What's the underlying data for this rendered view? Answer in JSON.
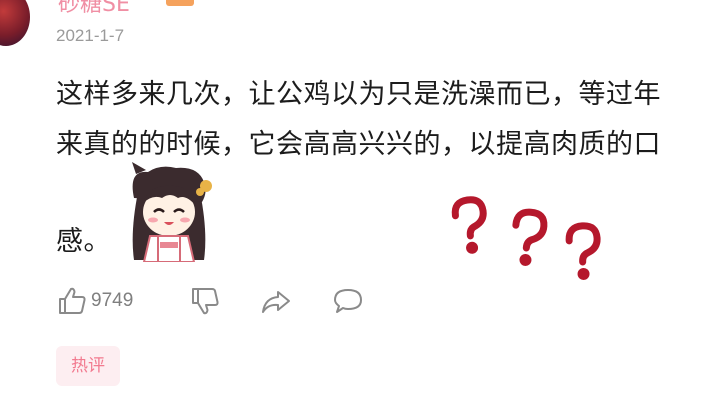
{
  "comment": {
    "username": "砂糖SE",
    "date": "2021-1-7",
    "lines": [
      "这样多来几次，让公鸡以为只是洗澡而已，等过年",
      "来真的的时候，它会高高兴兴的，以提高肉质的口",
      "感。"
    ]
  },
  "actions": {
    "like_count": "9749"
  },
  "tag": {
    "label": "热评"
  },
  "colors": {
    "username": "#f08fa4",
    "question_marks": "#b5182c",
    "tag_bg": "#fdeef1",
    "tag_text": "#f27a8f",
    "icon": "#8a8a8a"
  },
  "icons": [
    "thumbs-up-icon",
    "thumbs-down-icon",
    "share-icon",
    "comment-icon"
  ]
}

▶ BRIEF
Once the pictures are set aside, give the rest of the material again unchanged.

▶ EXERCISE ANSWER
What's the underlying data for this rendered view? Answer in JSON.
{
  "comment": {
    "username": "砂糖SE",
    "date": "2021-1-7",
    "lines": [
      "这样多来几次，让公鸡以为只是洗澡而已，等过年",
      "来真的的时候，它会高高兴兴的，以提高肉质的口",
      "感。"
    ]
  },
  "actions": {
    "like_count": "9749"
  },
  "tag": {
    "label": "热评"
  },
  "colors": {
    "username": "#f08fa4",
    "question_marks": "#b5182c",
    "tag_bg": "#fdeef1",
    "tag_text": "#f27a8f",
    "icon": "#8a8a8a"
  },
  "icons": [
    "thumbs-up-icon",
    "thumbs-down-icon",
    "share-icon",
    "comment-icon"
  ]
}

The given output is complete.